▶ _Aim of the exercise_
For the data below, please report each line where the word "FINNISH" is found.

*** Opening Input for this task ***

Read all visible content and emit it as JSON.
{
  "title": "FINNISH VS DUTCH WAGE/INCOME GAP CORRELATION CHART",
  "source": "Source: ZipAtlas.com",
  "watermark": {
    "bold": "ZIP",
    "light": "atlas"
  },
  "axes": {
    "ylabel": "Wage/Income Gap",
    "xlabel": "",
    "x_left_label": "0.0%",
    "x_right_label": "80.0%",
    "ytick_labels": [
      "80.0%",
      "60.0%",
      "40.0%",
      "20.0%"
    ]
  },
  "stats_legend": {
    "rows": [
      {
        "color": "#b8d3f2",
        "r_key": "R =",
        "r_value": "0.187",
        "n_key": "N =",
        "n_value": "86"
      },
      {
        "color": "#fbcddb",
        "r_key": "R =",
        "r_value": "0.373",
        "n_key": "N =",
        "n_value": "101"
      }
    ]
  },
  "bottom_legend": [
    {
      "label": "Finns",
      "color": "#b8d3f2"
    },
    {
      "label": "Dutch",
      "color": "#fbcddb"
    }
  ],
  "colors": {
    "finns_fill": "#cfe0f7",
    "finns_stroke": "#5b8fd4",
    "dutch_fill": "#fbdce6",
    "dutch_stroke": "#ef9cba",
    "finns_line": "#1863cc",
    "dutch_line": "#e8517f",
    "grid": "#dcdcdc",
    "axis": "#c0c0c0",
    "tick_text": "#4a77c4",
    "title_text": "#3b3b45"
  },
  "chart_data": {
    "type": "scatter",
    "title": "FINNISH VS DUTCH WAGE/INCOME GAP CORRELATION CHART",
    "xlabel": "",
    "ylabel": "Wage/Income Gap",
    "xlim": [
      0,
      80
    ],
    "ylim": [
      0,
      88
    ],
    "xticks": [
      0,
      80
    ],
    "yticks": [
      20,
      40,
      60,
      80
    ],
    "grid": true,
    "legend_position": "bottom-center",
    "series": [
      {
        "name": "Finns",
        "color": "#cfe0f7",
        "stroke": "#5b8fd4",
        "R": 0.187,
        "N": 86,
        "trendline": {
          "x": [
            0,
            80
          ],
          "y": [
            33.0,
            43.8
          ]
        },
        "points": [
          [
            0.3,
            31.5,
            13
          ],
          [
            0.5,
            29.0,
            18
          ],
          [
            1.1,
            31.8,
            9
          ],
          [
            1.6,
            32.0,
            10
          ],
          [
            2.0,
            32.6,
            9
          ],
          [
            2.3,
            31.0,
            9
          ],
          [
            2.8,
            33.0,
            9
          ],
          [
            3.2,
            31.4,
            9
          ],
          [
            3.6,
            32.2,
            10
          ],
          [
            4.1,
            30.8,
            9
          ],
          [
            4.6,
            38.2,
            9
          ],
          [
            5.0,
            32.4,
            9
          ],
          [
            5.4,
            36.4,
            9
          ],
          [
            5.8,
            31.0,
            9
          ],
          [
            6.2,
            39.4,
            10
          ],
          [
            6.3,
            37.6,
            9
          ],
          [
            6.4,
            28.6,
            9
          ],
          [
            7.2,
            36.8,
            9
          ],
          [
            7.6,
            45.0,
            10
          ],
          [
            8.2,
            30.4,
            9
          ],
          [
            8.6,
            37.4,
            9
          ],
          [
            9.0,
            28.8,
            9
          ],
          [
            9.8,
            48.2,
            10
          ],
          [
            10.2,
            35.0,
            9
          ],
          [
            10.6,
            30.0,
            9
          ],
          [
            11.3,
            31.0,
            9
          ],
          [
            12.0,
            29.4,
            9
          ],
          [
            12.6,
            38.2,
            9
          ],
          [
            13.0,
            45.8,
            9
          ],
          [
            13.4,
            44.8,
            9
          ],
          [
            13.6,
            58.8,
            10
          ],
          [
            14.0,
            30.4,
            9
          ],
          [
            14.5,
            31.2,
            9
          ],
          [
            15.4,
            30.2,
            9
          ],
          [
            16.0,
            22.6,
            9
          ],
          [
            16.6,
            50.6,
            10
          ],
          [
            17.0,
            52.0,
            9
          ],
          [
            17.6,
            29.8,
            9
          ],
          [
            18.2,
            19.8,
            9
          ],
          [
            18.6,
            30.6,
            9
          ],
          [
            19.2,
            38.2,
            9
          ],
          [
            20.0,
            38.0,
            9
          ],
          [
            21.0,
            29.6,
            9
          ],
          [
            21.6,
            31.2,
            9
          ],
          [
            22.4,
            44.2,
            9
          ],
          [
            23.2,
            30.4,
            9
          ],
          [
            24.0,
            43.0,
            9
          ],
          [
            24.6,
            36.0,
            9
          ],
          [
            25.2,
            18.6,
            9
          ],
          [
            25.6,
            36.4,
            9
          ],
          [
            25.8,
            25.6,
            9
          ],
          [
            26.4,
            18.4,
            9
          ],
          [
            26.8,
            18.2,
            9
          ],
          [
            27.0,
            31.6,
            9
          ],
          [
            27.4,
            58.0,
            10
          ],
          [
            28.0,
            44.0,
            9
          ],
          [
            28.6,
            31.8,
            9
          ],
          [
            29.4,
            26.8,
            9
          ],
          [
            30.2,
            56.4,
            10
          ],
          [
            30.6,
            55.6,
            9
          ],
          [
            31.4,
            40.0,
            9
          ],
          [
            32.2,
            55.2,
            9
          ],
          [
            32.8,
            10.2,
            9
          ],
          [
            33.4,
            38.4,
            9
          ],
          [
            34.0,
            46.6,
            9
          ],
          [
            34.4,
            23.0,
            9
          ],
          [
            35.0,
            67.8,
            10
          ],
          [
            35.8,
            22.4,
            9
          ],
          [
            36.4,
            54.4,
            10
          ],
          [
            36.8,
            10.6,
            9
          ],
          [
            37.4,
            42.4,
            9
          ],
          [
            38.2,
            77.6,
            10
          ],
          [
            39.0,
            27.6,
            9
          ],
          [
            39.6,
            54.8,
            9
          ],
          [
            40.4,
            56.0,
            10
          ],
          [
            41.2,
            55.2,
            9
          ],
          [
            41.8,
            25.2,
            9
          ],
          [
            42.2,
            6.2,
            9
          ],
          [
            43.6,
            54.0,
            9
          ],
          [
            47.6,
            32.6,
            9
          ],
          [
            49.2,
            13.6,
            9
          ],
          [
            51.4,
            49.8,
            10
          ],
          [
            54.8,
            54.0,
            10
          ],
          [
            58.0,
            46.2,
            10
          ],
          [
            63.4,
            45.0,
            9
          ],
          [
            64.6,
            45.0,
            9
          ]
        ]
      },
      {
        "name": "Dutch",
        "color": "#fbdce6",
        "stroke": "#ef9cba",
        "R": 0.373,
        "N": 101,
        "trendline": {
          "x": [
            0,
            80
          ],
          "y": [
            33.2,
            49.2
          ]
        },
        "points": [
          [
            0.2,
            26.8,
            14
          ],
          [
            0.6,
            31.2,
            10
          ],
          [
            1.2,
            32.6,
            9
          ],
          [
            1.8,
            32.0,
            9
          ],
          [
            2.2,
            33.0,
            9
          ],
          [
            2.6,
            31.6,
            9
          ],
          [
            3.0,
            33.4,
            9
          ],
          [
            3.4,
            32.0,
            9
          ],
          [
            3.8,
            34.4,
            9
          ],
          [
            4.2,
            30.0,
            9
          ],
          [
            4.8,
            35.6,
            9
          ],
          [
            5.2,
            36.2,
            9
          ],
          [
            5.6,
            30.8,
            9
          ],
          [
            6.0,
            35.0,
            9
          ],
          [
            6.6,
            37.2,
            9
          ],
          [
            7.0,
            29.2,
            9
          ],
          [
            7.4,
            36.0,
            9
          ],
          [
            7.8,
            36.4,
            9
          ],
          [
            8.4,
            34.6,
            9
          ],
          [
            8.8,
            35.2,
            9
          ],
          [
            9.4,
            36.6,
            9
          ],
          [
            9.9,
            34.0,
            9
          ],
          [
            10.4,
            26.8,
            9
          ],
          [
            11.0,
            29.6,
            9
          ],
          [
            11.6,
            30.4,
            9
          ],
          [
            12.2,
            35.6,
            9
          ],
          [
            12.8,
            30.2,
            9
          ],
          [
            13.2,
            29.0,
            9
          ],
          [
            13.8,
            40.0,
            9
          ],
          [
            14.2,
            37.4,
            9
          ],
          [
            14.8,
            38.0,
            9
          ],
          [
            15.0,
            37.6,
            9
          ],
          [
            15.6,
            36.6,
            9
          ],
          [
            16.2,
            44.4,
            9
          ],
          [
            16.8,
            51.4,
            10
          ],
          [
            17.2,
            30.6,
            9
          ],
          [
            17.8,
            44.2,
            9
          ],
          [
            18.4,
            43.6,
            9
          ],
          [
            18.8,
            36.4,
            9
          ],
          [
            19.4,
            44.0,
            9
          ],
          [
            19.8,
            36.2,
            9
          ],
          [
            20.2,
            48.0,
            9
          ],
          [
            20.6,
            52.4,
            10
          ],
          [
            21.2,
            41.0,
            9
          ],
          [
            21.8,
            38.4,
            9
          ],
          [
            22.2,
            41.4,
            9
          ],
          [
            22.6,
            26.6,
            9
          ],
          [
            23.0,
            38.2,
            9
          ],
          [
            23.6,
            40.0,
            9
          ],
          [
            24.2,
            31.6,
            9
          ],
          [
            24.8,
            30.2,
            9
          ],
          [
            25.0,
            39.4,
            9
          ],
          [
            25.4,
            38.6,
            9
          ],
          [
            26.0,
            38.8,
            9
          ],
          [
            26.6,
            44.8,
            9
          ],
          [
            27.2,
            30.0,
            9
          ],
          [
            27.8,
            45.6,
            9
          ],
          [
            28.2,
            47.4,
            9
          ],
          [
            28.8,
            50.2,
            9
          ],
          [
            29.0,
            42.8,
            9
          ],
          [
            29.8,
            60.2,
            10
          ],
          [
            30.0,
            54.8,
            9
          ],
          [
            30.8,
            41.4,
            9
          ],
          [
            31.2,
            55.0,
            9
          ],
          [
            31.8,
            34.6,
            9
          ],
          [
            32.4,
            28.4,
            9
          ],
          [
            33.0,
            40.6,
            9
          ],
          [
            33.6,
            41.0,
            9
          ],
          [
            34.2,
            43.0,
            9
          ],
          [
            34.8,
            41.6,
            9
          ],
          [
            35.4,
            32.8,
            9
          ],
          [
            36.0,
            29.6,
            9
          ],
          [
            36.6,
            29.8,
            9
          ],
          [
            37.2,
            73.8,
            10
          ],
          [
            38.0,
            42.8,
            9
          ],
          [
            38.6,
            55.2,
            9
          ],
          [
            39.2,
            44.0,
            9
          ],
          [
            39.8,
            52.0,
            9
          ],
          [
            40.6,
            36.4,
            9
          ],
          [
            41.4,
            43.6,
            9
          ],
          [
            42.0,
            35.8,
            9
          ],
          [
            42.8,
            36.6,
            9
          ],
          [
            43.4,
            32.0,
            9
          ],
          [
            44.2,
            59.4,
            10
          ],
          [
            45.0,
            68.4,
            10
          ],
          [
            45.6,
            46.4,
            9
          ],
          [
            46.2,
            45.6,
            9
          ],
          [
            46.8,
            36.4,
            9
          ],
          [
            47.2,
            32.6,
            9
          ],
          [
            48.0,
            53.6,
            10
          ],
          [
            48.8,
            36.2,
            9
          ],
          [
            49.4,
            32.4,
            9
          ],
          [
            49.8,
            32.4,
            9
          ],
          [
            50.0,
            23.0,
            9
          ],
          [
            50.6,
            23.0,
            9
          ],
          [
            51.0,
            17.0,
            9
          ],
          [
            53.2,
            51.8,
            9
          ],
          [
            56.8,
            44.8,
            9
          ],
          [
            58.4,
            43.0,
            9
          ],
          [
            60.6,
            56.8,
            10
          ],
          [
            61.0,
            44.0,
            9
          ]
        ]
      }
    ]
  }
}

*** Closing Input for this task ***

▶ _Solution to this problem_
  "title": "FINNISH VS DUTCH WAGE/INCOME GAP CORRELATION CHART",
    "title": "FINNISH VS DUTCH WAGE/INCOME GAP CORRELATION CHART",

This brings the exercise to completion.